“‘Lady’ has the virtue of presenting Mr. Mapplethorpe’s considerable visual acuity and range without being burdened by his penchant for shocking us into submission,” Andy Grundberg wrote in his review of the show and the book in The New York Times, adding, “Mr. Mapplethorpe seems most intent on describing the conflict between acculturation and innocence, between living inside and living outside of society’s norms and values.”
Lisa Robin Lyon was born May 13, 1953, in Los Angeles. Her father, Leonard Lyon, was an oral surgeon, and her mother, Roslyn (Robin) Lyon, was a homemaker.
Ms. Lyon told Chatwin that she had a dark childhood and created rituals — counting, touching things — to self-soothe. Before she found bodybuilding fame, she wanted to be a film star or an artist or a medical illustrator. She worked for a time writing script synopses.
After her early fame as a bodybuilder, she mostly left that world behind, although she published a book, “Lisa Lyon’s Body Magic,” in 1981. In 2000, she was inducted into the International Fitness and Bodybuilding Federation Hall of Fame.
Mapplethorpe was not the only artist to memorialize Ms. Lyon. She was photographed by Helmut Newton, Marcus Leatherdale and Lynn Davis, among others, and rendered in bronze by Barry Flanagan, an Irish-Welsh sculptor. She also appeared in several movies, including “Vamp,” a cheerfully panned Grace Jones vehicle about a vampire; Ms. Lyon had a bit part as a stripper.
In addition to Schwartz, she is survived by her sister, Duffy Hurwin.

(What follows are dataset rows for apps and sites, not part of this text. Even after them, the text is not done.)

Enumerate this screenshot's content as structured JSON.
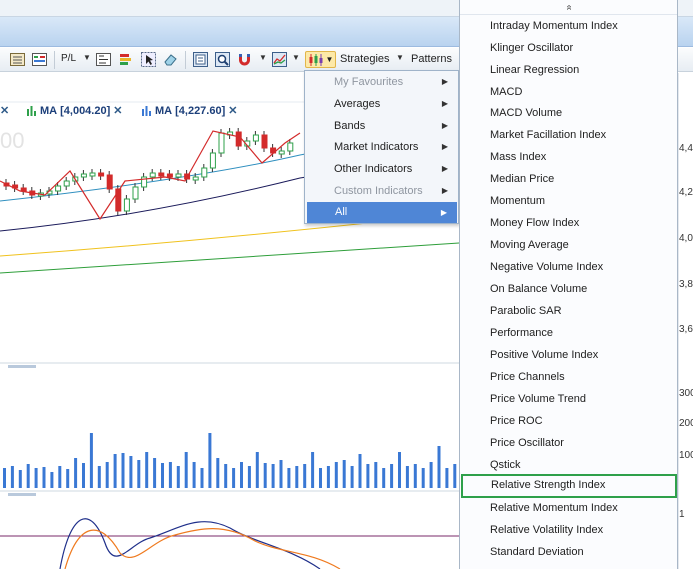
{
  "toolbar": {
    "pl_label": "P/L",
    "strategies_label": "Strategies",
    "patterns_label": "Patterns"
  },
  "legend": [
    {
      "label": "MA",
      "value": "[4,004.20]"
    },
    {
      "label": "MA",
      "value": "[4,227.60]"
    }
  ],
  "background_value": "00",
  "axis_labels": [
    "4,4",
    "4,2",
    "4,0",
    "3,8",
    "3,6",
    "300",
    "200",
    "100",
    "1"
  ],
  "indicator_menu": {
    "items": [
      {
        "label": "My Favourites",
        "disabled": true
      },
      {
        "label": "Averages",
        "disabled": false
      },
      {
        "label": "Bands",
        "disabled": false
      },
      {
        "label": "Market Indicators",
        "disabled": false
      },
      {
        "label": "Other Indicators",
        "disabled": false
      },
      {
        "label": "Custom Indicators",
        "disabled": true
      },
      {
        "label": "All",
        "disabled": false,
        "selected": true
      }
    ]
  },
  "all_indicators": {
    "scroll_up_symbol": "»",
    "items": [
      "Intraday Momentum Index",
      "Klinger Oscillator",
      "Linear Regression",
      "MACD",
      "MACD Volume",
      "Market Facillation Index",
      "Mass Index",
      "Median Price",
      "Momentum",
      "Money Flow Index",
      "Moving Average",
      "Negative Volume Index",
      "On Balance Volume",
      "Parabolic SAR",
      "Performance",
      "Positive Volume Index",
      "Price Channels",
      "Price Volume Trend",
      "Price ROC",
      "Price Oscillator",
      "Qstick",
      "Relative Strength Index",
      "Relative Momentum Index",
      "Relative Volatility Index",
      "Standard Deviation"
    ],
    "highlighted": "Relative Strength Index"
  },
  "colors": {
    "accent": "#4f86d6",
    "highlight_border": "#2ea04a",
    "bull": "#2ea04a",
    "bear": "#d32b2b",
    "volume": "#3a78d4"
  }
}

An early and brief marriage to an ethnologist and part-time bodybuilder ended in divorce, as did her marriage to Bernard Lavilliers, a French singer-songwriter. She had a romantic relationship with John Lilly, an eccentric neuroscientist and author whose work with isolation tanks and studies of dolphin communication inspired two Hollywood movies, “The Day of the Dolphin” (1973) and “Altered States” (1980); he adopted her in 1987. Ms. Lyon’s third husband, Alan Deglin, an actor she married in 2009, died in 2020.
In the Washington Post interview, Ms. Lyon said her aspiration was to look like an animal, “a sleek, feline animal.” The ultimate compliment to her look, she said, would be “if someone asked, ‘What planet did she come from?’”